* Exercise details
In full and word for word, give the records again.

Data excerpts
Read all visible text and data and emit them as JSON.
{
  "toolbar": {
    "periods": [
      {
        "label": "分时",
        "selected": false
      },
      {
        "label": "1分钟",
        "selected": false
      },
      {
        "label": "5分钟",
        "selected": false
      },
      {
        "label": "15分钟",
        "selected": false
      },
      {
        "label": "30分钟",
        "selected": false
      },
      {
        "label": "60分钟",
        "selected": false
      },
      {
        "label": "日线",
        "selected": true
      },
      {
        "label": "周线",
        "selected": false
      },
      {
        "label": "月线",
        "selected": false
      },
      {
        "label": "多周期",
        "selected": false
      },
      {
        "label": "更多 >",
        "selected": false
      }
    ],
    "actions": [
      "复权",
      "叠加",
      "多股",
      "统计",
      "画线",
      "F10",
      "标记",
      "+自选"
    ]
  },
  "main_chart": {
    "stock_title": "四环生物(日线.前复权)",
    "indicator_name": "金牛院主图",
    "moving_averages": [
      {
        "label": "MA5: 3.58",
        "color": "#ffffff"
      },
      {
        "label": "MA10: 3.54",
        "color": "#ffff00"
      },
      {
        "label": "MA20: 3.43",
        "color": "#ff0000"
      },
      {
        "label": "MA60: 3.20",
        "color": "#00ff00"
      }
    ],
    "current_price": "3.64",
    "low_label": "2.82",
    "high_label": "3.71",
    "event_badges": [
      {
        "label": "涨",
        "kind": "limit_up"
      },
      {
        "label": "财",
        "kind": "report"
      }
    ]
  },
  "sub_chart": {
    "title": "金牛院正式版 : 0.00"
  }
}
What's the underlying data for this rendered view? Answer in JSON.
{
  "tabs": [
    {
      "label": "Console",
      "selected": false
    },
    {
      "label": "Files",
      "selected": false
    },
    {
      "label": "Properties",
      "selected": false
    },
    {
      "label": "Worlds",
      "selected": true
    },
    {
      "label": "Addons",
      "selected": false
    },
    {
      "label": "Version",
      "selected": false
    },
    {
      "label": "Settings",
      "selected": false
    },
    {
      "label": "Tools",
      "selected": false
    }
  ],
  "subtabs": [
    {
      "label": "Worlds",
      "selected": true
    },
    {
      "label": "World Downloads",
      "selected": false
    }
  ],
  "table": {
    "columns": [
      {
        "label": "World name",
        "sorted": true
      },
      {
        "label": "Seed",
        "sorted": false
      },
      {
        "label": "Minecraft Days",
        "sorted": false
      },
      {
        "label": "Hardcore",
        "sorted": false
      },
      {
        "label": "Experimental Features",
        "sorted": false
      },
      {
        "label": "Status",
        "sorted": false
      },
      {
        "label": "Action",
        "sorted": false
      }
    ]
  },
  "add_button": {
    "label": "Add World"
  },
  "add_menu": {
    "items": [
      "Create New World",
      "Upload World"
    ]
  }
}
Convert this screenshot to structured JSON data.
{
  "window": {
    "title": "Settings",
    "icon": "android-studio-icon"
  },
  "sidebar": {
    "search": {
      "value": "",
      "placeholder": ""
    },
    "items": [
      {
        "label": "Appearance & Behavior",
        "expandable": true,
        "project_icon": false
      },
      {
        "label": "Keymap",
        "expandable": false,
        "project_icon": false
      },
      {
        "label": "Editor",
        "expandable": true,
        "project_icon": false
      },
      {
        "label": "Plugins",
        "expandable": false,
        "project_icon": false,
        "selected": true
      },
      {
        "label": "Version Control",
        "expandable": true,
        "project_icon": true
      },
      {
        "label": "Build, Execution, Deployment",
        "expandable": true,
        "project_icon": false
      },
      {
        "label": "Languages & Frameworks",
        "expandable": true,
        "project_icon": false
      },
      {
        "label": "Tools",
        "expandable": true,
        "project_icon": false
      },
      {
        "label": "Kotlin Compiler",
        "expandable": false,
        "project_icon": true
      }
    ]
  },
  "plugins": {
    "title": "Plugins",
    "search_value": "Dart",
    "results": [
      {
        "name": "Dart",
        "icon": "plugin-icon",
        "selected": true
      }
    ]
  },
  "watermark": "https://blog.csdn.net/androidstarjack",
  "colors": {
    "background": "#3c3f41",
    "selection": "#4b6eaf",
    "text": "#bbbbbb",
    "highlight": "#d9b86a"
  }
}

* Solution to the problem
Read all visible text and data and emit them as JSON.
{
  "toolbar": {
    "periods": [
      {
        "label": "分时",
        "selected": false
      },
      {
        "label": "1分钟",
        "selected": false
      },
      {
        "label": "5分钟",
        "selected": false
      },
      {
        "label": "15分钟",
        "selected": false
      },
      {
        "label": "30分钟",
        "selected": false
      },
      {
        "label": "60分钟",
        "selected": false
      },
      {
        "label": "日线",
        "selected": true
      },
      {
        "label": "周线",
        "selected": false
      },
      {
        "label": "月线",
        "selected": false
      },
      {
        "label": "多周期",
        "selected": false
      },
      {
        "label": "更多 >",
        "selected": false
      }
    ],
    "actions": [
      "复权",
      "叠加",
      "多股",
      "统计",
      "画线",
      "F10",
      "标记",
      "+自选"
    ]
  },
  "main_chart": {
    "stock_title": "四环生物(日线.前复权)",
    "indicator_name": "金牛院主图",
    "moving_averages": [
      {
        "label": "MA5: 3.58",
        "color": "#ffffff"
      },
      {
        "label": "MA10: 3.54",
        "color": "#ffff00"
      },
      {
        "label": "MA20: 3.43",
        "color": "#ff0000"
      },
      {
        "label": "MA60: 3.20",
        "color": "#00ff00"
      }
    ],
    "current_price": "3.64",
    "low_label": "2.82",
    "high_label": "3.71",
    "event_badges": [
      {
        "label": "涨",
        "kind": "limit_up"
      },
      {
        "label": "财",
        "kind": "report"
      }
    ]
  },
  "sub_chart": {
    "title": "金牛院正式版 : 0.00"
  }
}
What's the underlying data for this rendered view? Answer in JSON.
{
  "tabs": [
    {
      "label": "Console",
      "selected": false
    },
    {
      "label": "Files",
      "selected": false
    },
    {
      "label": "Properties",
      "selected": false
    },
    {
      "label": "Worlds",
      "selected": true
    },
    {
      "label": "Addons",
      "selected": false
    },
    {
      "label": "Version",
      "selected": false
    },
    {
      "label": "Settings",
      "selected": false
    },
    {
      "label": "Tools",
      "selected": false
    }
  ],
  "subtabs": [
    {
      "label": "Worlds",
      "selected": true
    },
    {
      "label": "World Downloads",
      "selected": false
    }
  ],
  "table": {
    "columns": [
      {
        "label": "World name",
        "sorted": true
      },
      {
        "label": "Seed",
        "sorted": false
      },
      {
        "label": "Minecraft Days",
        "sorted": false
      },
      {
        "label": "Hardcore",
        "sorted": false
      },
      {
        "label": "Experimental Features",
        "sorted": false
      },
      {
        "label": "Status",
        "sorted": false
      },
      {
        "label": "Action",
        "sorted": false
      }
    ]
  },
  "add_button": {
    "label": "Add World"
  },
  "add_menu": {
    "items": [
      "Create New World",
      "Upload World"
    ]
  }
}
Convert this screenshot to structured JSON data.
{
  "window": {
    "title": "Settings",
    "icon": "android-studio-icon"
  },
  "sidebar": {
    "search": {
      "value": "",
      "placeholder": ""
    },
    "items": [
      {
        "label": "Appearance & Behavior",
        "expandable": true,
        "project_icon": false
      },
      {
        "label": "Keymap",
        "expandable": false,
        "project_icon": false
      },
      {
        "label": "Editor",
        "expandable": true,
        "project_icon": false
      },
      {
        "label": "Plugins",
        "expandable": false,
        "project_icon": false,
        "selected": true
      },
      {
        "label": "Version Control",
        "expandable": true,
        "project_icon": true
      },
      {
        "label": "Build, Execution, Deployment",
        "expandable": true,
        "project_icon": false
      },
      {
        "label": "Languages & Frameworks",
        "expandable": true,
        "project_icon": false
      },
      {
        "label": "Tools",
        "expandable": true,
        "project_icon": false
      },
      {
        "label": "Kotlin Compiler",
        "expandable": false,
        "project_icon": true
      }
    ]
  },
  "plugins": {
    "title": "Plugins",
    "search_value": "Dart",
    "results": [
      {
        "name": "Dart",
        "icon": "plugin-icon",
        "selected": true
      }
    ]
  },
  "watermark": "https://blog.csdn.net/androidstarjack",
  "colors": {
    "background": "#3c3f41",
    "selection": "#4b6eaf",
    "text": "#bbbbbb",
    "highlight": "#d9b86a"
  }
}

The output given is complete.